== EXERCISE DETAILS ==
Return every entry exactly as it is written in the listing.

Start of SUPPLIED DATA

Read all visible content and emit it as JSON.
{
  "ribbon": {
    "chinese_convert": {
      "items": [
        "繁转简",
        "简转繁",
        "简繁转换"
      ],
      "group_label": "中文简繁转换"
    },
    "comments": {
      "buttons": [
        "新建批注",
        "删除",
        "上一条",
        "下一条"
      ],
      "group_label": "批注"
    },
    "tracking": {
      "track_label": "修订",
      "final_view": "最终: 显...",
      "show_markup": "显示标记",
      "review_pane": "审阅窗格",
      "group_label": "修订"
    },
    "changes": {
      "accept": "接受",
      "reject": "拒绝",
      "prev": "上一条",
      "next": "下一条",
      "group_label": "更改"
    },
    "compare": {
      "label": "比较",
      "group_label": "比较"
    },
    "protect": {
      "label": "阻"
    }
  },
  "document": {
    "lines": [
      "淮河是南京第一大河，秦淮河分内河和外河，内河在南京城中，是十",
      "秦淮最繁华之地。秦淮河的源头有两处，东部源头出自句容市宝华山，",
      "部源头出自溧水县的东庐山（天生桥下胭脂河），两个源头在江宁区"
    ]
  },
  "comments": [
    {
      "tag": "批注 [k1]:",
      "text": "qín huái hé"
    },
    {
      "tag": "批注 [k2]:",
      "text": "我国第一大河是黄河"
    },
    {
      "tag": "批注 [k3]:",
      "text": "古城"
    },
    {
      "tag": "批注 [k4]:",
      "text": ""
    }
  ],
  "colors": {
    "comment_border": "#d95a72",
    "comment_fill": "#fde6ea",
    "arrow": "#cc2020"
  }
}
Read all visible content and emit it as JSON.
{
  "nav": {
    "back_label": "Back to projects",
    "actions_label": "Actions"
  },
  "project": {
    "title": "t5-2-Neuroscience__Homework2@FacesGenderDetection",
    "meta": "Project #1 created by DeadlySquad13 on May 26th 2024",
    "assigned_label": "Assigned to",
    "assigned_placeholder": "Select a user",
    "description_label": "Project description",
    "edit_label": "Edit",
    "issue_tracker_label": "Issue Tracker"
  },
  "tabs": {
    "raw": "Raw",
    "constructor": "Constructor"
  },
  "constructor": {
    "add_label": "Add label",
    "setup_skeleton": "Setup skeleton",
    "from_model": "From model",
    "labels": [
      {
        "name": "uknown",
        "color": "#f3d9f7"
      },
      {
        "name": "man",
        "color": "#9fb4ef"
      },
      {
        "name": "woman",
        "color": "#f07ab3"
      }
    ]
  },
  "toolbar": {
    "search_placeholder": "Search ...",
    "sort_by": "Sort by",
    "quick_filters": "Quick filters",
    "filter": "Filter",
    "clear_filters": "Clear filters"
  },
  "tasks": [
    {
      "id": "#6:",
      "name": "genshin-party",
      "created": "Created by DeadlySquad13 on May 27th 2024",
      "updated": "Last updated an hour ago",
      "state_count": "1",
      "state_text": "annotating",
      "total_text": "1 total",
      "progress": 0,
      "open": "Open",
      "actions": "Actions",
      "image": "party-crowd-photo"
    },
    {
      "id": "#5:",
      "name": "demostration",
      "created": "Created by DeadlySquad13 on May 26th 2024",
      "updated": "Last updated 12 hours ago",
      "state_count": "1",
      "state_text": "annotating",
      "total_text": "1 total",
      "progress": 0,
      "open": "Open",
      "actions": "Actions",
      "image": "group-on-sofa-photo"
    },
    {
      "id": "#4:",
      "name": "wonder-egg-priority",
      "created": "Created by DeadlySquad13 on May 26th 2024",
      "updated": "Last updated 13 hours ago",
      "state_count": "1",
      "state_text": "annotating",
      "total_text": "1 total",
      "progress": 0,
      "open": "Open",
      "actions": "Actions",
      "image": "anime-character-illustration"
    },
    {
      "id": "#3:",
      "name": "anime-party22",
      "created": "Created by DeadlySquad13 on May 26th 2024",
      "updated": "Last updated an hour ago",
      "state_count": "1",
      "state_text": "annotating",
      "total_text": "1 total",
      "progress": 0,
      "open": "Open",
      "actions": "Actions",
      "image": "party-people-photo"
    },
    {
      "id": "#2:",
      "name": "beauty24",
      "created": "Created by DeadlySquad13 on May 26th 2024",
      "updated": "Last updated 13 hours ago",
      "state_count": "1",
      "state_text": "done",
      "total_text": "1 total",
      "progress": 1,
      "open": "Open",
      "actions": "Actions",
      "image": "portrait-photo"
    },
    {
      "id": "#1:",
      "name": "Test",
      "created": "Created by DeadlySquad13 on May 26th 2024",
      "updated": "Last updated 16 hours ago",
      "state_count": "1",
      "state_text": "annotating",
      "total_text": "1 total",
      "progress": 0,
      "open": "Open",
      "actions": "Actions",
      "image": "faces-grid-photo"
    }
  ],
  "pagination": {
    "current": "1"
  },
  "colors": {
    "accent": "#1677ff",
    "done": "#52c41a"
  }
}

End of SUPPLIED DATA

== EXPECTED OUTPUT ==
Read all visible content and emit it as JSON.
{
  "ribbon": {
    "chinese_convert": {
      "items": [
        "繁转简",
        "简转繁",
        "简繁转换"
      ],
      "group_label": "中文简繁转换"
    },
    "comments": {
      "buttons": [
        "新建批注",
        "删除",
        "上一条",
        "下一条"
      ],
      "group_label": "批注"
    },
    "tracking": {
      "track_label": "修订",
      "final_view": "最终: 显...",
      "show_markup": "显示标记",
      "review_pane": "审阅窗格",
      "group_label": "修订"
    },
    "changes": {
      "accept": "接受",
      "reject": "拒绝",
      "prev": "上一条",
      "next": "下一条",
      "group_label": "更改"
    },
    "compare": {
      "label": "比较",
      "group_label": "比较"
    },
    "protect": {
      "label": "阻"
    }
  },
  "document": {
    "lines": [
      "淮河是南京第一大河，秦淮河分内河和外河，内河在南京城中，是十",
      "秦淮最繁华之地。秦淮河的源头有两处，东部源头出自句容市宝华山，",
      "部源头出自溧水县的东庐山（天生桥下胭脂河），两个源头在江宁区"
    ]
  },
  "comments": [
    {
      "tag": "批注 [k1]:",
      "text": "qín huái hé"
    },
    {
      "tag": "批注 [k2]:",
      "text": "我国第一大河是黄河"
    },
    {
      "tag": "批注 [k3]:",
      "text": "古城"
    },
    {
      "tag": "批注 [k4]:",
      "text": ""
    }
  ],
  "colors": {
    "comment_border": "#d95a72",
    "comment_fill": "#fde6ea",
    "arrow": "#cc2020"
  }
}
Read all visible content and emit it as JSON.
{
  "nav": {
    "back_label": "Back to projects",
    "actions_label": "Actions"
  },
  "project": {
    "title": "t5-2-Neuroscience__Homework2@FacesGenderDetection",
    "meta": "Project #1 created by DeadlySquad13 on May 26th 2024",
    "assigned_label": "Assigned to",
    "assigned_placeholder": "Select a user",
    "description_label": "Project description",
    "edit_label": "Edit",
    "issue_tracker_label": "Issue Tracker"
  },
  "tabs": {
    "raw": "Raw",
    "constructor": "Constructor"
  },
  "constructor": {
    "add_label": "Add label",
    "setup_skeleton": "Setup skeleton",
    "from_model": "From model",
    "labels": [
      {
        "name": "uknown",
        "color": "#f3d9f7"
      },
      {
        "name": "man",
        "color": "#9fb4ef"
      },
      {
        "name": "woman",
        "color": "#f07ab3"
      }
    ]
  },
  "toolbar": {
    "search_placeholder": "Search ...",
    "sort_by": "Sort by",
    "quick_filters": "Quick filters",
    "filter": "Filter",
    "clear_filters": "Clear filters"
  },
  "tasks": [
    {
      "id": "#6:",
      "name": "genshin-party",
      "created": "Created by DeadlySquad13 on May 27th 2024",
      "updated": "Last updated an hour ago",
      "state_count": "1",
      "state_text": "annotating",
      "total_text": "1 total",
      "progress": 0,
      "open": "Open",
      "actions": "Actions",
      "image": "party-crowd-photo"
    },
    {
      "id": "#5:",
      "name": "demostration",
      "created": "Created by DeadlySquad13 on May 26th 2024",
      "updated": "Last updated 12 hours ago",
      "state_count": "1",
      "state_text": "annotating",
      "total_text": "1 total",
      "progress": 0,
      "open": "Open",
      "actions": "Actions",
      "image": "group-on-sofa-photo"
    },
    {
      "id": "#4:",
      "name": "wonder-egg-priority",
      "created": "Created by DeadlySquad13 on May 26th 2024",
      "updated": "Last updated 13 hours ago",
      "state_count": "1",
      "state_text": "annotating",
      "total_text": "1 total",
      "progress": 0,
      "open": "Open",
      "actions": "Actions",
      "image": "anime-character-illustration"
    },
    {
      "id": "#3:",
      "name": "anime-party22",
      "created": "Created by DeadlySquad13 on May 26th 2024",
      "updated": "Last updated an hour ago",
      "state_count": "1",
      "state_text": "annotating",
      "total_text": "1 total",
      "progress": 0,
      "open": "Open",
      "actions": "Actions",
      "image": "party-people-photo"
    },
    {
      "id": "#2:",
      "name": "beauty24",
      "created": "Created by DeadlySquad13 on May 26th 2024",
      "updated": "Last updated 13 hours ago",
      "state_count": "1",
      "state_text": "done",
      "total_text": "1 total",
      "progress": 1,
      "open": "Open",
      "actions": "Actions",
      "image": "portrait-photo"
    },
    {
      "id": "#1:",
      "name": "Test",
      "created": "Created by DeadlySquad13 on May 26th 2024",
      "updated": "Last updated 16 hours ago",
      "state_count": "1",
      "state_text": "annotating",
      "total_text": "1 total",
      "progress": 0,
      "open": "Open",
      "actions": "Actions",
      "image": "faces-grid-photo"
    }
  ],
  "pagination": {
    "current": "1"
  },
  "colors": {
    "accent": "#1677ff",
    "done": "#52c41a"
  }
}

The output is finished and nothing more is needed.